Flu shot is No. 1 way to prevent illness
Islanders are urged to get their flu shot as flu season on Prince Edward Island nears.
Throughout October 52,000 doses of influenza vaccine will be delivered in various shipments to immunizers. Influenza season typically begins in Prince Edward Island in December.
“A flu shot is safe, free to many Islanders, and the number one way to prevent getting the flu and its complications,” said Health and Wellness Minister Robert Henderson. “When you get your flu shot, you protect yourself, your family, and your community.”
The vaccine is provided free of charge by the Department of Health and Wellness. The following groups are not charged an administration fee when receiving the flu shot at the Health PEI Public Immunization Clinics, pharmacy or physician/nurse practitioner offices:
• children 6-59 months;
• individuals age 65 and over;
• pregnant women and household contacts of pregnant women; and
• individuals who identify as Aboriginal.
Islanders not in the above groups may be charged an administration fee. The fee is $7 at all Health PEI Public Immunization Clinics. Physicians and pharmacists may set their own fee.
“Everyone over the age of six months should get the flu vaccine every year,” said Chief Public Health Officer Dr. Heather Morrison. “Besides getting immunized, other preventative measures include washing your hands often, coughing or sneezing into a tissue or your sleeve, avoiding touching your face, and if you do get sick, stay home for the sake and health of others.”
Clinics will start on October 11; call 1-855-354-4358 (4FLU) to book an appointment at one of the Health PEI Influenza Immunization Clinics across the province. Islanders can also contact local pharmacists, family physicians or nurse practitioners to ask about getting a flu shot.
For more information, visit Health PEI Fluclinics.
Why get vaccinated against influenza ?
Seasonal influenza (flu) is a highly contagious virus. Even healthy people can get very sick from the flu and spread it to others. Vaccination is the single most effective way to reduce the impact of influenza. When you get your flu shot, you protect yourself, your family and your community.
The flu can lead to serious complications for individuals with pre-existing illness (cancer, COPD or asthma), the very young and the elderly.

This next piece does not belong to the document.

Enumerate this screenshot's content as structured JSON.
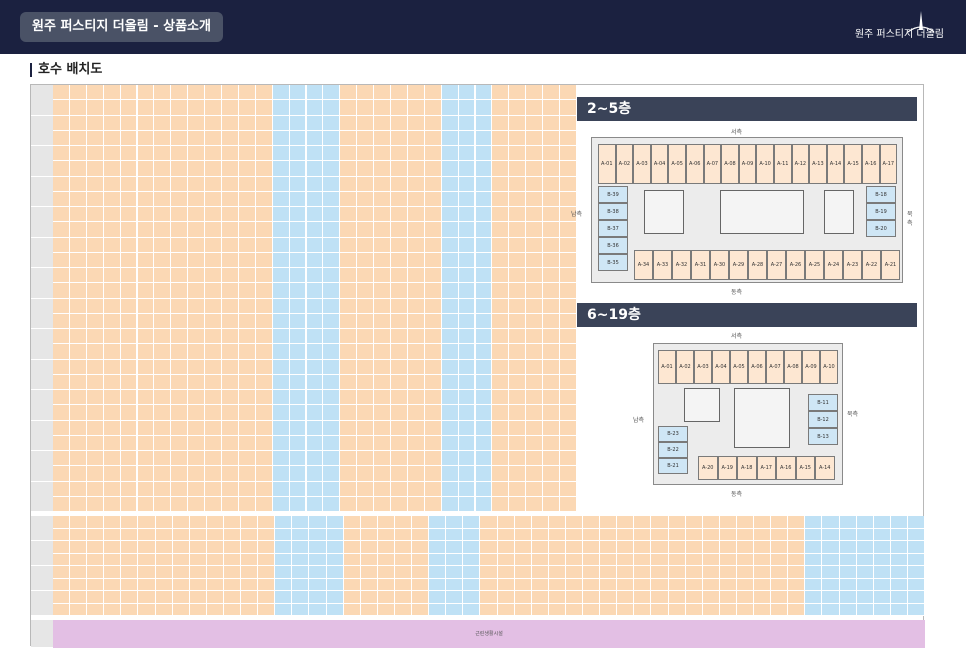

Complications may include pneumonia, hospitalization, and death.
What is the flu shot?
The World Health Organization (WHO) determines the most likely flu virus strains to be circulating in the upcoming flu season. The vaccine is then manufactured to protect against these strains. Because the flu shot contains particles of inactivated (dead) flu virus, you cannot get influenza from the flu shot.
This year's flu shot will offer protection against four strains of influenza viruses specified by the World Health Organization: A/California/7/2009 (H1N1)pdm09-like strain, A/Hong Kong/4801/2014 (H3N2)-like strain, B/Phuket/3073/2013-like strain (Yamagata lineage)–and B/Brisbane/60/2008-like strain (Victoria Lineage).
How does it work?
The flu shot strengthens your immune system against up to four strains of influenza virus circulating in the community. It does this by stimulating your immune system to build up antibodies against the viruses, making it stronger so that it’s ready to fight off the illness before it starts.
Why should I get it early in the season?
Getting your flu shot early in the season lets your immune system build up antibodies sooner, so it’s ready when flu season starts. It can take up to two weeks for antibodies to build up after you get the shot.
Who should get it?
The flu shot is recommended for everyone over six months of age. It’s especially important for:
• people with weakened immune systems
• those who have a chronic illness, including asthma or are morbidly obese
• residents of long term care
• young children
• pregnant women
• those aged 65 and over
• people who identify as Aboriginal
• anyone who takes care of people in these groups
What are the potential side effects?
The most common side effect from a flu shot is soreness at the injection site. It is usually temporary and rarely interferes with normal activities.
What are the symptoms of Influenza?
Influenza symptoms can include sudden onset of fever, headache, muscle pain, runny nose, sore throat, extreme tiredness, and cough. Children may also experience nausea, vomiting, or diarrhea. Symptoms can begin about one to four days after a person is first exposed to the influenza virus. Fever and other symptoms may last up to seven to ten days, with the cough and weakness lasting up to two more weeks.
Where can Islanders receive the flu shot?
• Health PEI Public Health Nursing clinics
• Family physicians and pharmacists may administer the flu shot – check with your doctor or pharmacy for details.
Who receives the flu shot without paying an administration charge?
• There is no charge for the vaccine itself.
• Islanders who are at higher risk of complications from influenza are not charged an administration fee when receiving the flu shot at the HPEI Public Immunization Clinics, pharmacy or physician/nurse practitioner offices
• Children 6-59 months
• Individuals age 65 and over
• Pregnant women and household contacts of pregnant women
• Individuals who identify as Aboriginal
Others may be charged an administration fee. The fee is $7 at all Health PEI Public Immunization Clinics. Physicians and pharmacists may set their own fee.